● **What you are asked to do**
Take from the records below each line that holds "JSON".

● **Input data**
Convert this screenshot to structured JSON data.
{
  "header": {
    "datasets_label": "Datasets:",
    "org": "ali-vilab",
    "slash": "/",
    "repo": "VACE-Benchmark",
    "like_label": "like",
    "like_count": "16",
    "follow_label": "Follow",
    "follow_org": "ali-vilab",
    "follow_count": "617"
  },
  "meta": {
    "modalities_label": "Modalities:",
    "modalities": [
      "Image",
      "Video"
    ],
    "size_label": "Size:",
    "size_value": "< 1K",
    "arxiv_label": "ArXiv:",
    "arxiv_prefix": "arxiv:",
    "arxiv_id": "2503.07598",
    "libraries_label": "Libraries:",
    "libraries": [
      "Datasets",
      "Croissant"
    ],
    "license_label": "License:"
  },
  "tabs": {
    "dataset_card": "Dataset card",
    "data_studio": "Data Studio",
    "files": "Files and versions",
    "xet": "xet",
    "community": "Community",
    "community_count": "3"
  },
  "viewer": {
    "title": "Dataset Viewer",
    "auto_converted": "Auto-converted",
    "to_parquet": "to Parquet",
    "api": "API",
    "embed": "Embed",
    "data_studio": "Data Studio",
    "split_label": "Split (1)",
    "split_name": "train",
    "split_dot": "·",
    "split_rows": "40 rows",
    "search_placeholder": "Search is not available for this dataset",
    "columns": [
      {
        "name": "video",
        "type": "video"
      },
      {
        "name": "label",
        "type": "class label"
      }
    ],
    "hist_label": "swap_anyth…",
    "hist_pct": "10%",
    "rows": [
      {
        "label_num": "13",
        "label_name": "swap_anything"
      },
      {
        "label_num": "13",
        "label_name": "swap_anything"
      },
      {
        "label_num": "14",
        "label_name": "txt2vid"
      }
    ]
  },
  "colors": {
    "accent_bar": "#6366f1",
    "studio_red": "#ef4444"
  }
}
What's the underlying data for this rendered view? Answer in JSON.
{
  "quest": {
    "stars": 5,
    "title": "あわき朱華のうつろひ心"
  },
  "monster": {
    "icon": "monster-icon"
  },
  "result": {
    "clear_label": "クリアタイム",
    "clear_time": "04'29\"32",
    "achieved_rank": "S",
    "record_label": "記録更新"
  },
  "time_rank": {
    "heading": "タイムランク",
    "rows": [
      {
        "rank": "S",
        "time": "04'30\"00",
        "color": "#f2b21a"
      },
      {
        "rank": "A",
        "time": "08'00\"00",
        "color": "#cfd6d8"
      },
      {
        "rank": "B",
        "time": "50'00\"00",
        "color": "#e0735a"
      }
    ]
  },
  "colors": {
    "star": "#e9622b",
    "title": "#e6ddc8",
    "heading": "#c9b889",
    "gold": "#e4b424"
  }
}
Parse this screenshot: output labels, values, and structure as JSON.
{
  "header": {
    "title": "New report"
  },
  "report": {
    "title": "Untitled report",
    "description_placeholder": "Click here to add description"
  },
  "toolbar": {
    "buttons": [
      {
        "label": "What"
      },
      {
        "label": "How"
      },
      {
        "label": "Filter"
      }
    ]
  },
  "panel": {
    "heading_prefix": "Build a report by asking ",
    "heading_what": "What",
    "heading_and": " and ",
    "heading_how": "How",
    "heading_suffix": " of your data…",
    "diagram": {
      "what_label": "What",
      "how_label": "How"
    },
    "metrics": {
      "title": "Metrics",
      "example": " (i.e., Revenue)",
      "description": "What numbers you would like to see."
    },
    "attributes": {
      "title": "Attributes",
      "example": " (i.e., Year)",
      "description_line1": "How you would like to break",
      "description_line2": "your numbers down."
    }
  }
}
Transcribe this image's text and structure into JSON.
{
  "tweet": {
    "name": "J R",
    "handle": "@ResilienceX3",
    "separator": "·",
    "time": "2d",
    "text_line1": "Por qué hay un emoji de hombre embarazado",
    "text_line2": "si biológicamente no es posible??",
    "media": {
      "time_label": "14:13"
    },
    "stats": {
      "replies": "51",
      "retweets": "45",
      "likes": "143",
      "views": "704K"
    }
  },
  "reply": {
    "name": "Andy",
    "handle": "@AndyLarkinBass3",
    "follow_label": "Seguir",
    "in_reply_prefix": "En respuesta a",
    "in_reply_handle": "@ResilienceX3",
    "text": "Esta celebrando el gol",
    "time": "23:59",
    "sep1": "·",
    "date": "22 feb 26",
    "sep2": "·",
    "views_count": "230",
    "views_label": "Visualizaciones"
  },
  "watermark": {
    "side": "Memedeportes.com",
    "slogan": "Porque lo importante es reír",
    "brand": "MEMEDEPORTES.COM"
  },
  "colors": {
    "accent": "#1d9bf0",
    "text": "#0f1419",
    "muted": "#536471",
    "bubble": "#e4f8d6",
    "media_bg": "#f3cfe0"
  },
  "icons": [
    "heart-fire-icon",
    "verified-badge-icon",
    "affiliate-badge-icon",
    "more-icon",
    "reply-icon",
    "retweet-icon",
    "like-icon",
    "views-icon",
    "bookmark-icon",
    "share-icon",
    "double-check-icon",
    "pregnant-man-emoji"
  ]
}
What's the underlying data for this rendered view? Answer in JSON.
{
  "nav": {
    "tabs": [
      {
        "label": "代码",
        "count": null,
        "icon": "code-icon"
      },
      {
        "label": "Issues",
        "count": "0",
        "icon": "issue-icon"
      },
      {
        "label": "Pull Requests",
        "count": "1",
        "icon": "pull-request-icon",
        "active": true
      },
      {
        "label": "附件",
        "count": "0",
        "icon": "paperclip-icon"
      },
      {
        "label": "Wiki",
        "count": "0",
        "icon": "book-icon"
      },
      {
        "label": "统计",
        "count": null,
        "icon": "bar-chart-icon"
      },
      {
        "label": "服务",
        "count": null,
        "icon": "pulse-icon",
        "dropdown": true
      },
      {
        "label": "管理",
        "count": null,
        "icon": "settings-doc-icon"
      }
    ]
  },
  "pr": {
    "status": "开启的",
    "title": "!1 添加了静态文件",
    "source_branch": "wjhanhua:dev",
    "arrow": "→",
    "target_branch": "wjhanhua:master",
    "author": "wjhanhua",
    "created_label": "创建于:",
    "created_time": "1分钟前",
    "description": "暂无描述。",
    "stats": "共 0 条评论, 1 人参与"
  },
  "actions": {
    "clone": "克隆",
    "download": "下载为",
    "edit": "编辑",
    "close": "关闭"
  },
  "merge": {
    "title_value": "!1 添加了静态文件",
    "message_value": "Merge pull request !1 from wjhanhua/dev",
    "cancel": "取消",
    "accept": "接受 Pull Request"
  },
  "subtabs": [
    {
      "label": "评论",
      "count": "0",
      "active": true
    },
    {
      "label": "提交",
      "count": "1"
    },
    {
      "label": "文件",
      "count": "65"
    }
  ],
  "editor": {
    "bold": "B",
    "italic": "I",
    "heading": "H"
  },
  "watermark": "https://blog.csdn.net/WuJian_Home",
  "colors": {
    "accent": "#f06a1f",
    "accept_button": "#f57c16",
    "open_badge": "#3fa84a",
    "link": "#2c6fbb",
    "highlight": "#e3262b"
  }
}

● **Answer for the task**
Convert this screenshot to structured JSON data.
What's the underlying data for this rendered view? Answer in JSON.
Parse this screenshot: output labels, values, and structure as JSON.
Transcribe this image's text and structure into JSON.
What's the underlying data for this rendered view? Answer in JSON.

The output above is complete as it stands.